> _YOUR TASK_
Your task is to find every line in the records that holds the string "lost" and copy it.

THE DATA section start

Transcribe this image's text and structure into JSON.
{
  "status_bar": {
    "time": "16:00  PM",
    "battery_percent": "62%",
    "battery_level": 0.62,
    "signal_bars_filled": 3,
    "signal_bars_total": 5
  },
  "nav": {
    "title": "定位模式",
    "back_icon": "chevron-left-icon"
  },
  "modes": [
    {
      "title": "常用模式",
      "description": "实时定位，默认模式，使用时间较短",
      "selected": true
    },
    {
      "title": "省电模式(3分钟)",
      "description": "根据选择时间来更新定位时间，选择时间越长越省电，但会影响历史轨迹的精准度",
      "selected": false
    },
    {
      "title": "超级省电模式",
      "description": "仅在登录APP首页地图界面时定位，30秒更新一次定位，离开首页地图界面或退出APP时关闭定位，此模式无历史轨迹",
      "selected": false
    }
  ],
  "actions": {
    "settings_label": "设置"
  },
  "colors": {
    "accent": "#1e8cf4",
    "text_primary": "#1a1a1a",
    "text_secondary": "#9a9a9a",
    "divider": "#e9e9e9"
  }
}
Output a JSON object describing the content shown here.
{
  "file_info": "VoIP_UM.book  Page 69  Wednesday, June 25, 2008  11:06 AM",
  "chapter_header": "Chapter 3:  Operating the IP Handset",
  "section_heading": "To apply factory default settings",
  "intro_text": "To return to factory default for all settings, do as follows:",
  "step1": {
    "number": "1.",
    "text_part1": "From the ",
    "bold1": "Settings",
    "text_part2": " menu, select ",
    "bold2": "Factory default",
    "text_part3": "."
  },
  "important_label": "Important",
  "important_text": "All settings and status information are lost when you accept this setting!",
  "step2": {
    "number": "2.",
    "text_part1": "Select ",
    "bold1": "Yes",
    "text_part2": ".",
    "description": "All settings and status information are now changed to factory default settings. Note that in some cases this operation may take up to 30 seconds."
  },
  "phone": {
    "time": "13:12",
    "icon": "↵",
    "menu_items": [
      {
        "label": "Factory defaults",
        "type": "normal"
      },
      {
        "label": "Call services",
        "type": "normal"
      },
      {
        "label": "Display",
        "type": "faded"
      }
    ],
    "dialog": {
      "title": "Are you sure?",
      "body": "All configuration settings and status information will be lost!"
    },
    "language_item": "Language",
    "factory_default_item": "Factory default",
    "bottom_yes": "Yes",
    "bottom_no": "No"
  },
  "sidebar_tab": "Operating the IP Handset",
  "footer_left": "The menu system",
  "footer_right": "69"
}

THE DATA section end

> _FINISHED TASK_
  "important_text": "All settings and status information are lost when you accept this setting!",
      "body": "All configuration settings and status information will be lost!"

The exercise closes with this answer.